Brain surgery saves life of cat

August 3, 2020

A specialist referral vet centre has saved the life of a beloved pet cat by carrying out an intricate surgery to remove a huge tumour that was severely compressing the right side of its brain.

Fabio Stabile, RCVS and European specialist in veterinary neurology at Southfields Veterinary Specialists, in Essex, carried out the complicated procedure on 16-year-old cat, Ben, after an MRI scan revealed the large mass, which was causing unusual behaviour in the family pet.

Fabio said: “A first examination confirmed a constant circling to the right and complete detachment from people and the environment.

“Ben was blind in the left eye and was suffering from decreased postural reaction on the left-hand side of his body, too.

“It was suspected Ben had a disease in the right caudal part of the brain as the left side of the body is controlled by the right part of the brain and vision in the left eye is controlled by the most caudal part of the right brain.

“Ben underwent an MRI scan of the head which revealed a large mass, most likely a tumour, which was severely compressing the right side of the brain.

“The mass was so large, Ben’s brain was completely displayed caudally, almost herniating from the skull.”

An added complication was that the tumour was positioned extremely close to one of the brain’s main blood vessels, making the operation a potentially life-threatening procedure.

So, before beginning the challenging surgery, Fabio used the MRI images to calculate precise measurements and positioning of the tumour and also to assess if there was any secondary complication associated with it.

Fabio added: “Ben underwent a delicate supratentorial partial craniectomy in order to expose and remove the tumour, which was compressing his brain.

“One of the main brain blood vessels was very close to the tumour, which made the removal very challenging indeed.

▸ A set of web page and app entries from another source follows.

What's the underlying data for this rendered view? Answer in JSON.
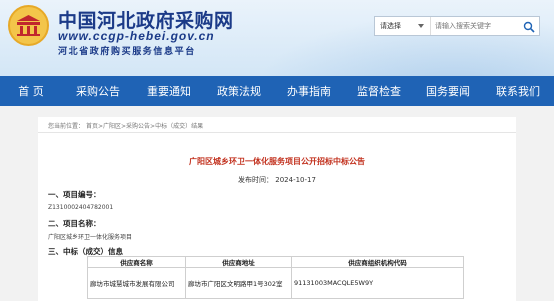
{
  "header": {
    "site_title": "中国河北政府采购网",
    "site_url": "www.ccgp-hebei.gov.cn",
    "site_subtitle": "河北省政府购买服务信息平台",
    "logo_icon": "ccgp-emblem-icon"
  },
  "search": {
    "scope_label": "请选择",
    "placeholder": "请输入搜索关键字",
    "button_icon": "search-icon"
  },
  "nav": {
    "items": [
      "首 页",
      "采购公告",
      "重要通知",
      "政策法规",
      "办事指南",
      "监督检查",
      "国务要闻",
      "联系我们"
    ]
  },
  "breadcrumb": {
    "prefix": "您当前位置：",
    "path": [
      "首页",
      "广阳区",
      "采购公告",
      "中标（成交）结果"
    ],
    "separator": ">"
  },
  "article": {
    "title": "广阳区城乡环卫一体化服务项目公开招标中标公告",
    "publish_label": "发布时间：",
    "publish_date": "2024-10-17",
    "section1": {
      "heading": "一、项目编号：",
      "value": "Z131000240478200​1"
    },
    "section2": {
      "heading": "二、项目名称：",
      "value": "广阳区城乡环卫一体化服务项目"
    },
    "section3": {
      "heading": "三、中标（成交）信息"
    }
  },
  "supplier_table": {
    "headers": [
      "供应商名称",
      "供应商地址",
      "供应商组织机构代码"
    ],
    "rows": [
      [
        "廊坊市城慧城市发展有限公司",
        "廊坊市广阳区文明路甲1号302室",
        "91131003MACQLE5W9Y"
      ]
    ]
  }
}
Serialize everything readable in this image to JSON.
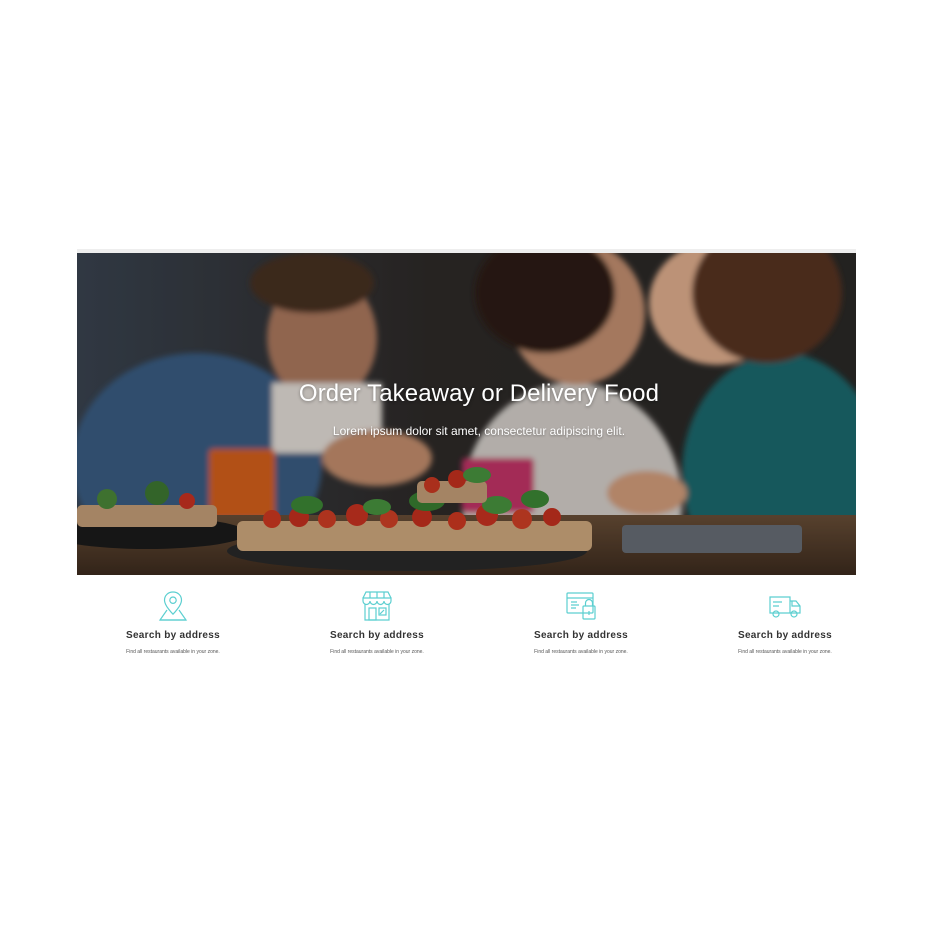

“If the blood vessel had been attached to, or inside, the tumour, Ben could have potentially bled to death.

“Other risks were the possibility of an epileptic seizure or brain arrest which can happen unexpectedly during surgery.”

Happily, for Ben and his owners, the operation was a total triumph with Fabio able to successfully remove the whole tumour.

Fabio said: “Once the tumour was exposed, delicate instruments were placed between Ben’s brain and the tumour to minimise any contact with the underlying normal brain tissue and allow us to remove it in its entirety.

“A post-op examination of the tumour revealed it was a transitional meningioma, a tumour of the meninges which wraps around the entire nervous system.”

Southfields, which is part of Linnaeus, provides specialist services in anaesthesia and analgesia, cardiology, dermatology, diagnostic imaging, internal medicine, neurology and neuro-surgery, oncology, orthopaedics, radiation and soft tissue surgery.